## Work to be completed
The response must reproduce every record in full.

## Material for the task

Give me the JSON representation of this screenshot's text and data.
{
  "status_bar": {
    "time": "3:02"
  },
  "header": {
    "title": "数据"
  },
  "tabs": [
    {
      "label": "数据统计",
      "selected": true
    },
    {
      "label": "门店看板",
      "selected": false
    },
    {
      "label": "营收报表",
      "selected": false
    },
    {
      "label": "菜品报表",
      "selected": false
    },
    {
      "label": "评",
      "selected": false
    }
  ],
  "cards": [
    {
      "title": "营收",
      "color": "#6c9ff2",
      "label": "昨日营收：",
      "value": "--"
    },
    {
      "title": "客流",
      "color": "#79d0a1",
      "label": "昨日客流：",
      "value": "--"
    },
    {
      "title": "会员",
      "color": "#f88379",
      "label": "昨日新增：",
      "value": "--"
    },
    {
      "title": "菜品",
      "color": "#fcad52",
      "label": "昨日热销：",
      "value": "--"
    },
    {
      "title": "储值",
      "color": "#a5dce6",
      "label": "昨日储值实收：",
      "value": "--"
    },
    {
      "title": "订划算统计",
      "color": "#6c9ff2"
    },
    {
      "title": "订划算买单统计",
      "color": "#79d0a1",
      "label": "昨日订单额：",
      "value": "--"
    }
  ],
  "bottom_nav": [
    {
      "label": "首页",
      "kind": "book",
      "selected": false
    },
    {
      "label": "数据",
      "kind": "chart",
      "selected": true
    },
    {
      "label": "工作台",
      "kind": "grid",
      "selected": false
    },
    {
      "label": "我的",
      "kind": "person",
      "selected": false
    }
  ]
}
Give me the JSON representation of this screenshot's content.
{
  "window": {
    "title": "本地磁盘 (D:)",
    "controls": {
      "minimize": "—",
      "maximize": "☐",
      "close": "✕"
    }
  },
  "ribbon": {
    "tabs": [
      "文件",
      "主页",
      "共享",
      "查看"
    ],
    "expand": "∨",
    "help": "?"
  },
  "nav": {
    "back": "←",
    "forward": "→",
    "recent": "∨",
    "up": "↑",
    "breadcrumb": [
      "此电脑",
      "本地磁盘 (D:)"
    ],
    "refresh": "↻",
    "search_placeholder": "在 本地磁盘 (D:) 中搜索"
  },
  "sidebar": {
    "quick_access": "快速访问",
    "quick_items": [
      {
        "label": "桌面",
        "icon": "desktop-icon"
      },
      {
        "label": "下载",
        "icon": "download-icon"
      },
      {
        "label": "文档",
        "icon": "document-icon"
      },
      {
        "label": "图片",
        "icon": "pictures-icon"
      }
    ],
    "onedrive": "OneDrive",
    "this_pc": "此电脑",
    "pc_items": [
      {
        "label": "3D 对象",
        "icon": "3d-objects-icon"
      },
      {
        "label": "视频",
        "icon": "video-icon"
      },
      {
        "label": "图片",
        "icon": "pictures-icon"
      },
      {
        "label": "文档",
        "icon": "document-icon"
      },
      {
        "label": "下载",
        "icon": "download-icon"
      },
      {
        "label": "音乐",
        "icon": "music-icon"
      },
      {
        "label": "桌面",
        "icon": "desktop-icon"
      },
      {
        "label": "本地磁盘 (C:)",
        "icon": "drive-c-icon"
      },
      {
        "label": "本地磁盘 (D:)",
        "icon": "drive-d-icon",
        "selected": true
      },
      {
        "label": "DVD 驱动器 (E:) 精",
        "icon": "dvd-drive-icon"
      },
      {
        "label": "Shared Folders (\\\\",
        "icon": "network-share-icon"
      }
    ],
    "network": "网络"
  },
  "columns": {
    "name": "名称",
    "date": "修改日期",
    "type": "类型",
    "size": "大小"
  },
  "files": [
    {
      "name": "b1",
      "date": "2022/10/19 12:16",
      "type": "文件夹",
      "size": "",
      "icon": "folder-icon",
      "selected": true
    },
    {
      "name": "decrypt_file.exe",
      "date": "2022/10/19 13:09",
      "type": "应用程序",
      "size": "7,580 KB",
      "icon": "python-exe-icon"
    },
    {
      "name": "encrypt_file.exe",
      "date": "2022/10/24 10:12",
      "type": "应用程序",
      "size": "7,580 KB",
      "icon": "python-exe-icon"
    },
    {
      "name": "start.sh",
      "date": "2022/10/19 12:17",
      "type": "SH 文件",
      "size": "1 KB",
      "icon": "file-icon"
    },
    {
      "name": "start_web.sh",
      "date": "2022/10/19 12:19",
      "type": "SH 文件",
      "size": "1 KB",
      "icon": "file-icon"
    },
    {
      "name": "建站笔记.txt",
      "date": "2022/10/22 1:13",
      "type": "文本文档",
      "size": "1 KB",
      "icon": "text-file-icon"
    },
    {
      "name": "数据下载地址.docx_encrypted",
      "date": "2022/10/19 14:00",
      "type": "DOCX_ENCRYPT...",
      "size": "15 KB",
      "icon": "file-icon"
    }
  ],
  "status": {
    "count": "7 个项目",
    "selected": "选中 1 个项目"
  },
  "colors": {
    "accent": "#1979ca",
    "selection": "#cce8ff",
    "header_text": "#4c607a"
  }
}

## Result of the exercise
Give me the JSON representation of this screenshot's text and data.
{
  "status_bar": {
    "time": "3:02"
  },
  "header": {
    "title": "数据"
  },
  "tabs": [
    {
      "label": "数据统计",
      "selected": true
    },
    {
      "label": "门店看板",
      "selected": false
    },
    {
      "label": "营收报表",
      "selected": false
    },
    {
      "label": "菜品报表",
      "selected": false
    },
    {
      "label": "评",
      "selected": false
    }
  ],
  "cards": [
    {
      "title": "营收",
      "color": "#6c9ff2",
      "label": "昨日营收：",
      "value": "--"
    },
    {
      "title": "客流",
      "color": "#79d0a1",
      "label": "昨日客流：",
      "value": "--"
    },
    {
      "title": "会员",
      "color": "#f88379",
      "label": "昨日新增：",
      "value": "--"
    },
    {
      "title": "菜品",
      "color": "#fcad52",
      "label": "昨日热销：",
      "value": "--"
    },
    {
      "title": "储值",
      "color": "#a5dce6",
      "label": "昨日储值实收：",
      "value": "--"
    },
    {
      "title": "订划算统计",
      "color": "#6c9ff2"
    },
    {
      "title": "订划算买单统计",
      "color": "#79d0a1",
      "label": "昨日订单额：",
      "value": "--"
    }
  ],
  "bottom_nav": [
    {
      "label": "首页",
      "kind": "book",
      "selected": false
    },
    {
      "label": "数据",
      "kind": "chart",
      "selected": true
    },
    {
      "label": "工作台",
      "kind": "grid",
      "selected": false
    },
    {
      "label": "我的",
      "kind": "person",
      "selected": false
    }
  ]
}
Give me the JSON representation of this screenshot's content.
{
  "window": {
    "title": "本地磁盘 (D:)",
    "controls": {
      "minimize": "—",
      "maximize": "☐",
      "close": "✕"
    }
  },
  "ribbon": {
    "tabs": [
      "文件",
      "主页",
      "共享",
      "查看"
    ],
    "expand": "∨",
    "help": "?"
  },
  "nav": {
    "back": "←",
    "forward": "→",
    "recent": "∨",
    "up": "↑",
    "breadcrumb": [
      "此电脑",
      "本地磁盘 (D:)"
    ],
    "refresh": "↻",
    "search_placeholder": "在 本地磁盘 (D:) 中搜索"
  },
  "sidebar": {
    "quick_access": "快速访问",
    "quick_items": [
      {
        "label": "桌面",
        "icon": "desktop-icon"
      },
      {
        "label": "下载",
        "icon": "download-icon"
      },
      {
        "label": "文档",
        "icon": "document-icon"
      },
      {
        "label": "图片",
        "icon": "pictures-icon"
      }
    ],
    "onedrive": "OneDrive",
    "this_pc": "此电脑",
    "pc_items": [
      {
        "label": "3D 对象",
        "icon": "3d-objects-icon"
      },
      {
        "label": "视频",
        "icon": "video-icon"
      },
      {
        "label": "图片",
        "icon": "pictures-icon"
      },
      {
        "label": "文档",
        "icon": "document-icon"
      },
      {
        "label": "下载",
        "icon": "download-icon"
      },
      {
        "label": "音乐",
        "icon": "music-icon"
      },
      {
        "label": "桌面",
        "icon": "desktop-icon"
      },
      {
        "label": "本地磁盘 (C:)",
        "icon": "drive-c-icon"
      },
      {
        "label": "本地磁盘 (D:)",
        "icon": "drive-d-icon",
        "selected": true
      },
      {
        "label": "DVD 驱动器 (E:) 精",
        "icon": "dvd-drive-icon"
      },
      {
        "label": "Shared Folders (\\\\",
        "icon": "network-share-icon"
      }
    ],
    "network": "网络"
  },
  "columns": {
    "name": "名称",
    "date": "修改日期",
    "type": "类型",
    "size": "大小"
  },
  "files": [
    {
      "name": "b1",
      "date": "2022/10/19 12:16",
      "type": "文件夹",
      "size": "",
      "icon": "folder-icon",
      "selected": true
    },
    {
      "name": "decrypt_file.exe",
      "date": "2022/10/19 13:09",
      "type": "应用程序",
      "size": "7,580 KB",
      "icon": "python-exe-icon"
    },
    {
      "name": "encrypt_file.exe",
      "date": "2022/10/24 10:12",
      "type": "应用程序",
      "size": "7,580 KB",
      "icon": "python-exe-icon"
    },
    {
      "name": "start.sh",
      "date": "2022/10/19 12:17",
      "type": "SH 文件",
      "size": "1 KB",
      "icon": "file-icon"
    },
    {
      "name": "start_web.sh",
      "date": "2022/10/19 12:19",
      "type": "SH 文件",
      "size": "1 KB",
      "icon": "file-icon"
    },
    {
      "name": "建站笔记.txt",
      "date": "2022/10/22 1:13",
      "type": "文本文档",
      "size": "1 KB",
      "icon": "text-file-icon"
    },
    {
      "name": "数据下载地址.docx_encrypted",
      "date": "2022/10/19 14:00",
      "type": "DOCX_ENCRYPT...",
      "size": "15 KB",
      "icon": "file-icon"
    }
  ],
  "status": {
    "count": "7 个项目",
    "selected": "选中 1 个项目"
  },
  "colors": {
    "accent": "#1979ca",
    "selection": "#cce8ff",
    "header_text": "#4c607a"
  }
}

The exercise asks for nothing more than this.